Monday, February 01, 2010

RESPA 2010 - We have our first closing stopped due to need to redisclose.

On Friday evening we had a dry closing.  It was a REO closing and though we had an approved seller HUD - stamped and signed "approved" by the seller's attorney, we did not have a seller signed HUD and so we had our Dry Closing Disclosure signed and held documents and money pending receipt of seller signed HUD today.

Much to our surprise, the seller noted something their attorney did not.  There was an addendum to the sales agreement in which the buyer agreed to pay BOTH transfer taxes.  This is a $90,000 transaction and so in that area, each transfer tax is $900.  The GFE and our HUD only had the buyer paying one transfer tax, which is typical in that area and is also what was disclosed on the first page of the sales contract.  What we did not know and the mortgage broker did not know was that there was an addendum changing that portion of the sales agreement.

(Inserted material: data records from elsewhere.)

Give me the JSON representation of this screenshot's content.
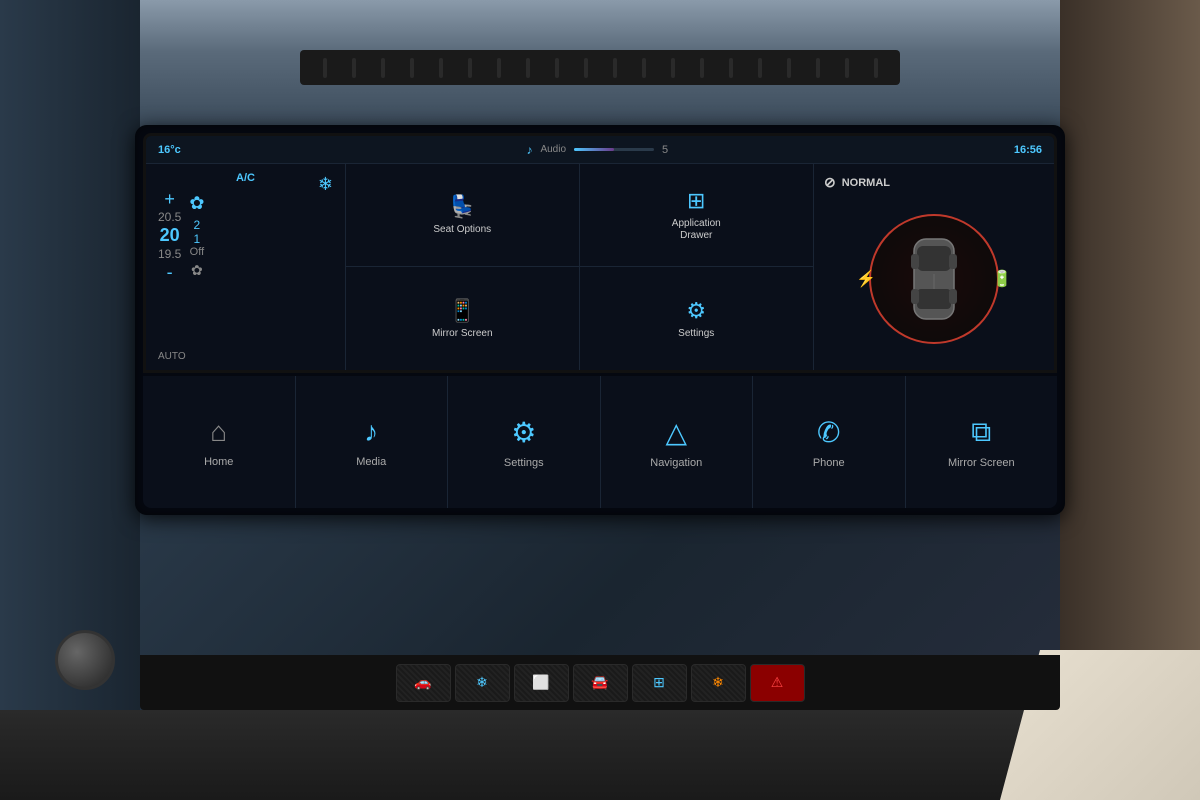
{
  "car": {
    "background_color": "#2a3a4a"
  },
  "upper_screen": {
    "status_bar": {
      "temperature": "16°c",
      "audio_label": "Audio",
      "audio_volume": "5",
      "time": "16:56"
    },
    "climate": {
      "ac_label": "A/C",
      "plus_label": "+",
      "minus_label": "-",
      "temp_upper": "20.5",
      "temp_current": "20",
      "temp_lower": "19.5",
      "fan_speed_2": "2",
      "fan_speed_1": "1",
      "fan_off": "Off",
      "auto_label": "AUTO"
    },
    "apps": [
      {
        "label": "Seat Options",
        "icon": "🪑"
      },
      {
        "label": "Application Drawer",
        "icon": "⊞"
      },
      {
        "label": "Mirror Screen",
        "icon": "📱"
      },
      {
        "label": "Settings",
        "icon": "⚙"
      }
    ],
    "vehicle": {
      "drive_mode": "NORMAL",
      "mode_icon": "⊘"
    }
  },
  "lower_screen": {
    "nav_items": [
      {
        "label": "Home",
        "icon": "⌂",
        "active": true
      },
      {
        "label": "Media",
        "icon": "♪",
        "active": false
      },
      {
        "label": "Settings",
        "icon": "⚙",
        "active": false
      },
      {
        "label": "Navigation",
        "icon": "△",
        "active": false
      },
      {
        "label": "Phone",
        "icon": "✆",
        "active": false
      },
      {
        "label": "Mirror Screen",
        "icon": "⧉",
        "active": false
      }
    ]
  },
  "physical_buttons": [
    {
      "icon": "🚗",
      "label": "car"
    },
    {
      "icon": "❄",
      "label": "ac"
    },
    {
      "icon": "🌡",
      "label": "defrost"
    },
    {
      "icon": "🚘",
      "label": "car2"
    },
    {
      "icon": "⊞",
      "label": "grid"
    },
    {
      "icon": "❄",
      "label": "ac-off"
    },
    {
      "icon": "⚠",
      "label": "hazard"
    }
  ]
}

Interestingly, when we contacted the buyer and the agents, THEY knew about the addendum but apparently no one read it because no one seemed to know that the buyer had agreed to pay both transfer taxes.

I will get back to you with comments concerning how this transaction worked out but we are presuming that the lender will deem this a changing circumstance, redisclose, wait, then close.

This raise red flags all around for better procedures.  We know Fannie Mae, Freddie Mac, FHA and VA transactions have the buyer paying both transfer taxes.  We will now adopt a procedure in EVERY REO of confirming whether or not there is an addendum and who is paying transfer tax.  We'll get that in an e-mail from the seller or their attorney.  This way we can check with the lender to handle a potential redisclosure prior to getting to the closing table.

I can tell you right now that the mortgage broker has a knot in his stomach right now pending the lender's decision of whether they will consider this a changing circumstance.  If not, the mortgage broker stands to lose $900 to cure the intolerance.

2 comments:

Diane Cipa said...

Well, we are proceeding with the closing. Here's what happened. The buyer doesn't have the money and even though he signed the addendum, he said he would not have had he understood it included the extra cash requirement.

It is unclear whether the mortgage broker was given a copy of the addendum. We have reviewed it and can say the language concerning the transfer tax is buried and not easily found. It took JC two reads to find it.

The real estate agents admit that they did not know about the clause and they refused to ante any money to help the buyer. They took the position that it was the mortgage broker's fault. Why, I sure don't understand but the poor mortgage broker then decided that he would pay the $900 just to stay in the good graces of the real estate agents.

Before a new HUD was prepared curing the tolerance issue, the seller decided to go ahead and close based upon the HUD which had been approved by their attorney.

This was a real cliff hanger but it worked out and we can all be thankful for a good training opportunity.

Diane Cipa said...

Okay, being the policy wonk that I am, after we disbursed and closed this transaction using the HUD which showed the typical transfer tax split - one to buyer and one to seller, it hit me that the new rules might have required that we redo the HUD to match the contract. That would have meant showing both taxes charged to the buyer and a credit on page one from the seller for their last minute concession back to the original contact.

That's probably overkill and we aren't going back for a redo. Just food for thought.